Dataset rows describing interfaces
=== Section Start ===

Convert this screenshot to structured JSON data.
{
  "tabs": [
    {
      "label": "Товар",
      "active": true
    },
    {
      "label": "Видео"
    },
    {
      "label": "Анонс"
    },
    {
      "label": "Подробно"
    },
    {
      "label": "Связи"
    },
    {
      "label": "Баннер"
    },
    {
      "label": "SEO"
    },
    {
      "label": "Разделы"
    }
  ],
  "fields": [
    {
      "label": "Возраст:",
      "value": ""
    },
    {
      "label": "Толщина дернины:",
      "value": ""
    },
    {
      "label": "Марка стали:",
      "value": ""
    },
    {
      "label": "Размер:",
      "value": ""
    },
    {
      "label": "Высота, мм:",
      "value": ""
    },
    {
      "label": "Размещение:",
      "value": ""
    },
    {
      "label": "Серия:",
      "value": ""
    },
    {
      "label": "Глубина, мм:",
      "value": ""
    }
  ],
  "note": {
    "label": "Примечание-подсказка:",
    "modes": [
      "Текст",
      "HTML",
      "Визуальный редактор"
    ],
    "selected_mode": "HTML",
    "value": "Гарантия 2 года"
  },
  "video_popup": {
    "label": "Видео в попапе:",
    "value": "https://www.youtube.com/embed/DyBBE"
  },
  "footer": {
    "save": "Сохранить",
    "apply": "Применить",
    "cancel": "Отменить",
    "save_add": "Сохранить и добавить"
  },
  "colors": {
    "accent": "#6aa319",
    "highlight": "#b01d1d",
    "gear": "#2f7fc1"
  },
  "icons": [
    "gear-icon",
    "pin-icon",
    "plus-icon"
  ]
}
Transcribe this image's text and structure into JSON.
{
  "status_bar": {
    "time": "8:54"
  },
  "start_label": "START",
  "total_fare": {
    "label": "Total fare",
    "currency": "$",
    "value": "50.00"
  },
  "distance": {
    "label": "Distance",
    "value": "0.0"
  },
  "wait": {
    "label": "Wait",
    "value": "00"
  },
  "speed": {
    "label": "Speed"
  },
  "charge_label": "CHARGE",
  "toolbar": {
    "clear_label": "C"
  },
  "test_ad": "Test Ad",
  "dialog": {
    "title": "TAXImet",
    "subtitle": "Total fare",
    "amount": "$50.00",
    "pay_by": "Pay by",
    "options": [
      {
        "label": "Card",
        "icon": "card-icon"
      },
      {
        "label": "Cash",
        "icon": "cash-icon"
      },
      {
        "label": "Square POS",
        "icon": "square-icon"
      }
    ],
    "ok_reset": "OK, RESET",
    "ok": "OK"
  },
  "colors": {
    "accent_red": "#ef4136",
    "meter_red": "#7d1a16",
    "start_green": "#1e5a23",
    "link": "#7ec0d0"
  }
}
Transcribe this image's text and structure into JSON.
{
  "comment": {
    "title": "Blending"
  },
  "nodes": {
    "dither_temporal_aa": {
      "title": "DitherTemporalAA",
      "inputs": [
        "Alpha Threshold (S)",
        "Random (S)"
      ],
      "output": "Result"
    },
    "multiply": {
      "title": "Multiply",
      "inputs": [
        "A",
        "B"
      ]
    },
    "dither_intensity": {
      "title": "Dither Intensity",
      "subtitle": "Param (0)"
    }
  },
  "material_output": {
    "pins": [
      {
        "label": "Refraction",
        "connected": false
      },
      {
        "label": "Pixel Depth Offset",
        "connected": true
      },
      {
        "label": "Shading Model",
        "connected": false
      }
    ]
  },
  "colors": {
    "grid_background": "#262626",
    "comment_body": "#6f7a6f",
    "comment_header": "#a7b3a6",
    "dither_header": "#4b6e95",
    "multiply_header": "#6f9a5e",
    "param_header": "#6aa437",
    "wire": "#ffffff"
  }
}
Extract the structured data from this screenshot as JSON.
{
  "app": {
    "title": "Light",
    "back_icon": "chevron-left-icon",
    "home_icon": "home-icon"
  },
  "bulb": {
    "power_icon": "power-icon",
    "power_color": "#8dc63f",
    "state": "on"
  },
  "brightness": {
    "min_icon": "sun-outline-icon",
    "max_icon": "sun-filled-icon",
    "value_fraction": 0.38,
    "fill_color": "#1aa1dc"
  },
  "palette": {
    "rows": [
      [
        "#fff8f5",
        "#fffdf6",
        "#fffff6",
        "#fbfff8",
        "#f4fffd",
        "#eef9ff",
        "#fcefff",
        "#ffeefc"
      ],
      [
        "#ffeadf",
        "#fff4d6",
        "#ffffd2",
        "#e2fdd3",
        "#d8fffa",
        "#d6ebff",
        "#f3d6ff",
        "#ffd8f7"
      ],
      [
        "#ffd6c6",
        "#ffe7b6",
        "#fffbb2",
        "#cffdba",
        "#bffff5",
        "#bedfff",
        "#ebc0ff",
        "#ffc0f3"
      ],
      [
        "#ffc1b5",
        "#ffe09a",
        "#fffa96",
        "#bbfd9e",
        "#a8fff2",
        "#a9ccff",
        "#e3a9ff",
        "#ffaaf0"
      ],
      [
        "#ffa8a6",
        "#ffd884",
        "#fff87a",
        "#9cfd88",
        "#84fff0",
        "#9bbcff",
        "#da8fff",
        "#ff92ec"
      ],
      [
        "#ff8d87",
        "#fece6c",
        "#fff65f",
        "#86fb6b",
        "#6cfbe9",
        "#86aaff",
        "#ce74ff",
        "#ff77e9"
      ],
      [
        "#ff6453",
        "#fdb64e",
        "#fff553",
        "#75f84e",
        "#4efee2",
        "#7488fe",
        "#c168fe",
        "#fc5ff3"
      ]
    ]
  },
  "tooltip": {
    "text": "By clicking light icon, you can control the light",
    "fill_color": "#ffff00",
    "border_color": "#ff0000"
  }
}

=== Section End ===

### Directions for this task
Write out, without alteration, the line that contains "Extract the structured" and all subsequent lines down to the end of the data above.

### Answer space
Extract the structured data from this screenshot as JSON.
{
  "app": {
    "title": "Light",
    "back_icon": "chevron-left-icon",
    "home_icon": "home-icon"
  },
  "bulb": {
    "power_icon": "power-icon",
    "power_color": "#8dc63f",
    "state": "on"
  },
  "brightness": {
    "min_icon": "sun-outline-icon",
    "max_icon": "sun-filled-icon",
    "value_fraction": 0.38,
    "fill_color": "#1aa1dc"
  },
  "palette": {
    "rows": [
      [
        "#fff8f5",
        "#fffdf6",
        "#fffff6",
        "#fbfff8",
        "#f4fffd",
        "#eef9ff",
        "#fcefff",
        "#ffeefc"
      ],
      [
        "#ffeadf",
        "#fff4d6",
        "#ffffd2",
        "#e2fdd3",
        "#d8fffa",
        "#d6ebff",
        "#f3d6ff",
        "#ffd8f7"
      ],
      [
        "#ffd6c6",
        "#ffe7b6",
        "#fffbb2",
        "#cffdba",
        "#bffff5",
        "#bedfff",
        "#ebc0ff",
        "#ffc0f3"
      ],
      [
        "#ffc1b5",
        "#ffe09a",
        "#fffa96",
        "#bbfd9e",
        "#a8fff2",
        "#a9ccff",
        "#e3a9ff",
        "#ffaaf0"
      ],
      [
        "#ffa8a6",
        "#ffd884",
        "#fff87a",
        "#9cfd88",
        "#84fff0",
        "#9bbcff",
        "#da8fff",
        "#ff92ec"
      ],
      [
        "#ff8d87",
        "#fece6c",
        "#fff65f",
        "#86fb6b",
        "#6cfbe9",
        "#86aaff",
        "#ce74ff",
        "#ff77e9"
      ],
      [
        "#ff6453",
        "#fdb64e",
        "#fff553",
        "#75f84e",
        "#4efee2",
        "#7488fe",
        "#c168fe",
        "#fc5ff3"
      ]
    ]
  },
  "tooltip": {
    "text": "By clicking light icon, you can control the light",
    "fill_color": "#ffff00",
    "border_color": "#ff0000"
  }
}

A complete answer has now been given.